April 28th, 2009 10:46 PM by Lehel Szucs
Tuesday's bond market has opened in negative territory after this morning's only relevant economic data revealed a much stronger than expected reading. The stock markets are showing modest gains with the Dow up 21 points and the Nasdaq up 5 points. The bond market is currently down 5/32, but we still should see an improvement in this morning's mortgage rates of approximately .125 of a discount point due to strength in bonds late yesterday.
The Conference Board reported late this morning that their Consumer Confidence Index (CCI) for April jumped to 39.2. This is a six-month high for the index and a much stronger reading than the 28.8 that was expected. That indicates that consumers were much more optimistic about their own personal financial situations than many had thought. The negative impact on bonds comes from the belief that higher levels of confidence makes it much more likely that consumers will make larger purchases in the near future. And since consumer spending makes up two-thirds of the U.S. economy, any related data is considered important and can influence bond trading.
Tomorrow is going to be a pretty interesting day. We have the possibility of seeing plenty of volatility in the markets and therefore, mortgage rates also. The first event is the release of the preliminary version of the 1st Quarter Gross Domestic Product (GDP). This is arguably the single most important report that we see on a regular basis. The GDP is the sum of all products and services produced in the U.S. and is considered to be the best indicator of economic growth or contraction. I expect this report to cause major movement in the financial markets tomorrow morning. Analysts are expecting to see a decline in output at an annual rate of 4.9%. A larger decline would be ideal for mortgage rates. But, a stronger than expected reading would almost certainly cause stock prices to rise and bond prices to fall, leading to higher mort gage rates tomorrow morning.

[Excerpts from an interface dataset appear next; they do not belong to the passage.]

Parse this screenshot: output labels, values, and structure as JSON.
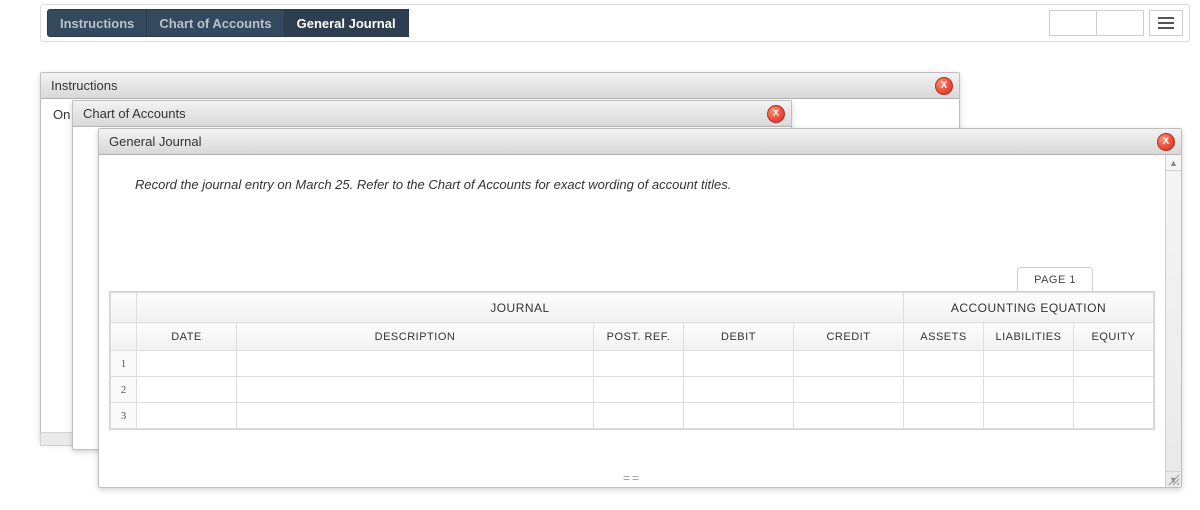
{
  "toolbar": {
    "tabs": [
      {
        "label": "Instructions",
        "active": false
      },
      {
        "label": "Chart of Accounts",
        "active": false
      },
      {
        "label": "General Journal",
        "active": true
      }
    ]
  },
  "panels": {
    "instructions": {
      "title": "Instructions",
      "body_prefix": "On"
    },
    "chart": {
      "title": "Chart of Accounts"
    },
    "journal": {
      "title": "General Journal"
    }
  },
  "journal": {
    "instruction": "Record the journal entry on March 25. Refer to the Chart of Accounts for exact wording of account titles.",
    "page_label": "PAGE 1",
    "group_headers": {
      "journal": "JOURNAL",
      "equation": "ACCOUNTING EQUATION"
    },
    "columns": {
      "date": "DATE",
      "description": "DESCRIPTION",
      "post_ref": "POST. REF.",
      "debit": "DEBIT",
      "credit": "CREDIT",
      "assets": "ASSETS",
      "liabilities": "LIABILITIES",
      "equity": "EQUITY"
    },
    "rows": [
      {
        "n": "1",
        "date": "",
        "description": "",
        "post_ref": "",
        "debit": "",
        "credit": "",
        "assets": "",
        "liabilities": "",
        "equity": ""
      },
      {
        "n": "2",
        "date": "",
        "description": "",
        "post_ref": "",
        "debit": "",
        "credit": "",
        "assets": "",
        "liabilities": "",
        "equity": ""
      },
      {
        "n": "3",
        "date": "",
        "description": "",
        "post_ref": "",
        "debit": "",
        "credit": "",
        "assets": "",
        "liabilities": "",
        "equity": ""
      }
    ]
  },
  "close_glyph": "X"
}
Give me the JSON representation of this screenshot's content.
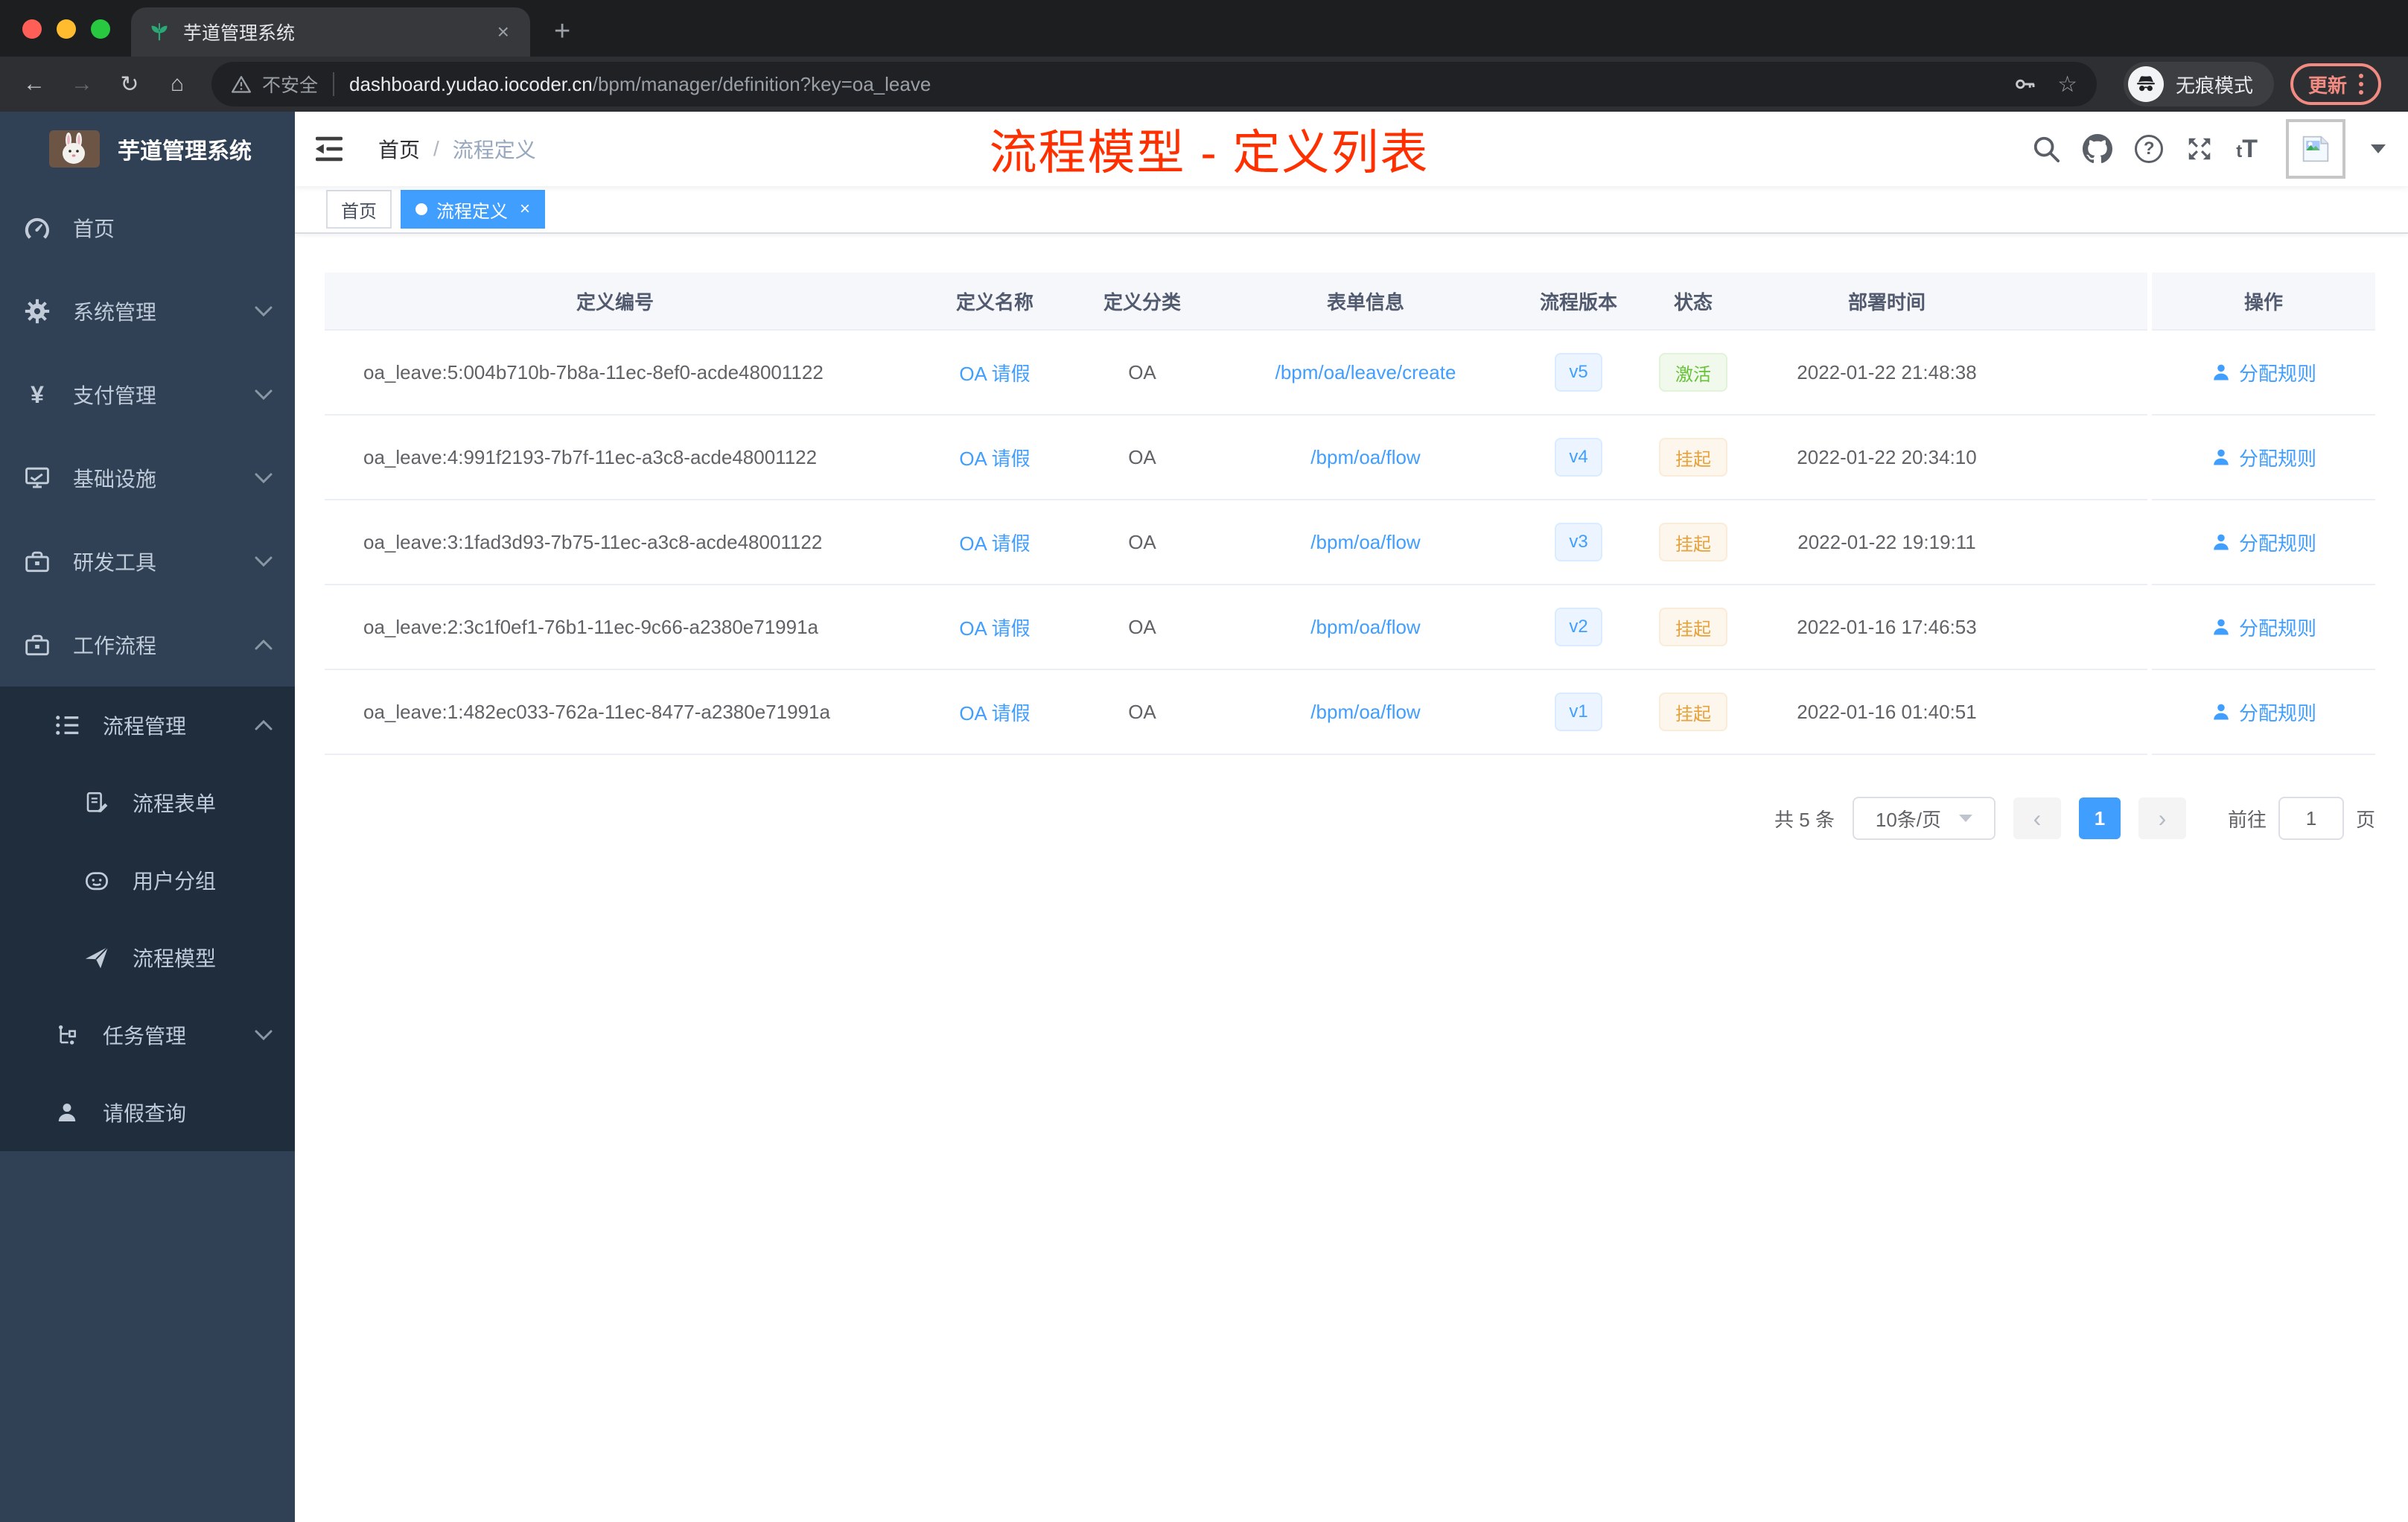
{
  "colors": {
    "accent": "#409eff",
    "success": "#67c23a",
    "warning": "#e6a23c",
    "annotation_red": "#ff3000",
    "sidebar_bg": "#304156",
    "submenu_bg": "#1f2d3d"
  },
  "browser": {
    "tab": {
      "favicon": "seedling-icon",
      "title": "芋道管理系统",
      "close_glyph": "×"
    },
    "new_tab_glyph": "+",
    "nav": {
      "back_glyph": "←",
      "forward_glyph": "→",
      "reload_glyph": "↻",
      "home_glyph": "⌂"
    },
    "address": {
      "warning_icon": "warning-triangle-icon",
      "warning_text": "不安全",
      "host": "dashboard.yudao.iocoder.cn",
      "path": "/bpm/manager/definition?key=oa_leave",
      "key_icon": "key-icon",
      "star_glyph": "☆"
    },
    "incognito": {
      "icon": "incognito-icon",
      "label": "无痕模式"
    },
    "update": {
      "label": "更新",
      "menu_icon": "vertical-dots-icon"
    }
  },
  "sidebar": {
    "logo": {
      "image": "rabbit-avatar",
      "title": "芋道管理系统"
    },
    "items": [
      {
        "icon": "dashboard-icon",
        "label": "首页",
        "level": 1
      },
      {
        "icon": "gear-icon",
        "label": "系统管理",
        "level": 1,
        "chevron": "down"
      },
      {
        "icon": "yen-icon",
        "glyph": "¥",
        "label": "支付管理",
        "level": 1,
        "chevron": "down"
      },
      {
        "icon": "monitor-icon",
        "label": "基础设施",
        "level": 1,
        "chevron": "down"
      },
      {
        "icon": "toolbox-icon",
        "label": "研发工具",
        "level": 1,
        "chevron": "down"
      },
      {
        "icon": "briefcase-icon",
        "label": "工作流程",
        "level": 1,
        "chevron": "up"
      },
      {
        "icon": "list-icon",
        "label": "流程管理",
        "level": 2,
        "chevron": "up"
      },
      {
        "icon": "form-icon",
        "label": "流程表单",
        "level": 3
      },
      {
        "icon": "robot-icon",
        "label": "用户分组",
        "level": 3
      },
      {
        "icon": "paper-plane-icon",
        "label": "流程模型",
        "level": 3
      },
      {
        "icon": "flow-tree-icon",
        "label": "任务管理",
        "level": 2,
        "chevron": "down"
      },
      {
        "icon": "user-icon",
        "label": "请假查询",
        "level": 2
      }
    ]
  },
  "header": {
    "breadcrumb": {
      "home": "首页",
      "separator": "/",
      "current": "流程定义"
    },
    "annotation": "流程模型 - 定义列表",
    "help_glyph": "?",
    "font_size_glyph": "tT",
    "icons": [
      "search-icon",
      "github-icon",
      "help-icon",
      "fullscreen-icon",
      "font-size-icon",
      "broken-image-avatar",
      "chevron-down-caret"
    ]
  },
  "tags": {
    "items": [
      {
        "label": "首页",
        "active": false
      },
      {
        "label": "流程定义",
        "active": true,
        "close_glyph": "×"
      }
    ]
  },
  "table": {
    "columns": [
      "定义编号",
      "定义名称",
      "定义分类",
      "表单信息",
      "流程版本",
      "状态",
      "部署时间",
      "操作"
    ],
    "rows": [
      {
        "id": "oa_leave:5:004b710b-7b8a-11ec-8ef0-acde48001122",
        "name": "OA 请假",
        "category": "OA",
        "form": "/bpm/oa/leave/create",
        "version": "v5",
        "status": "激活",
        "status_type": "success",
        "deploy_time": "2022-01-22 21:48:38",
        "action": "分配规则"
      },
      {
        "id": "oa_leave:4:991f2193-7b7f-11ec-a3c8-acde48001122",
        "name": "OA 请假",
        "category": "OA",
        "form": "/bpm/oa/flow",
        "version": "v4",
        "status": "挂起",
        "status_type": "warning",
        "deploy_time": "2022-01-22 20:34:10",
        "action": "分配规则"
      },
      {
        "id": "oa_leave:3:1fad3d93-7b75-11ec-a3c8-acde48001122",
        "name": "OA 请假",
        "category": "OA",
        "form": "/bpm/oa/flow",
        "version": "v3",
        "status": "挂起",
        "status_type": "warning",
        "deploy_time": "2022-01-22 19:19:11",
        "action": "分配规则"
      },
      {
        "id": "oa_leave:2:3c1f0ef1-76b1-11ec-9c66-a2380e71991a",
        "name": "OA 请假",
        "category": "OA",
        "form": "/bpm/oa/flow",
        "version": "v2",
        "status": "挂起",
        "status_type": "warning",
        "deploy_time": "2022-01-16 17:46:53",
        "action": "分配规则"
      },
      {
        "id": "oa_leave:1:482ec033-762a-11ec-8477-a2380e71991a",
        "name": "OA 请假",
        "category": "OA",
        "form": "/bpm/oa/flow",
        "version": "v1",
        "status": "挂起",
        "status_type": "warning",
        "deploy_time": "2022-01-16 01:40:51",
        "action": "分配规则"
      }
    ]
  },
  "pagination": {
    "total": "共 5 条",
    "page_size": "10条/页",
    "prev_glyph": "‹",
    "current_page": "1",
    "next_glyph": "›",
    "goto_label": "前往",
    "goto_value": "1",
    "unit_label": "页"
  }
}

This week's FOMC meeting begins today and will adjourn tomorrow afternoon. It will likely adjourn with an announcement of no change to key short-term interest rates, but we may see some volatility in the markets following the 2:15 PM ET post-meeting statement.
With the preliminary version of the GDP being released during morning trading and the FOMC meeting adjourning during afternoon hours, there is a decent possibility of the markets changing directions more than once tomorrow. Accordingly, I strongly recommend maintaining contact with your mortgage professional if still floating an interest rate.
If I were considering financing/refinancing a home, I would.... Lock if my closing was taking place within 7 days... Lock if my closing was taking place between 8 and 20 days... Lock if my closing was taking place between 21 and 60 days... Float if my closing was taking place over 60 days from now... This is only my opinion of what I would do if I were financing a home. It is only an opinion and cannot be guaranteed to be in the best interest of all/any other borrowers.
©Mortgage Commentary 2009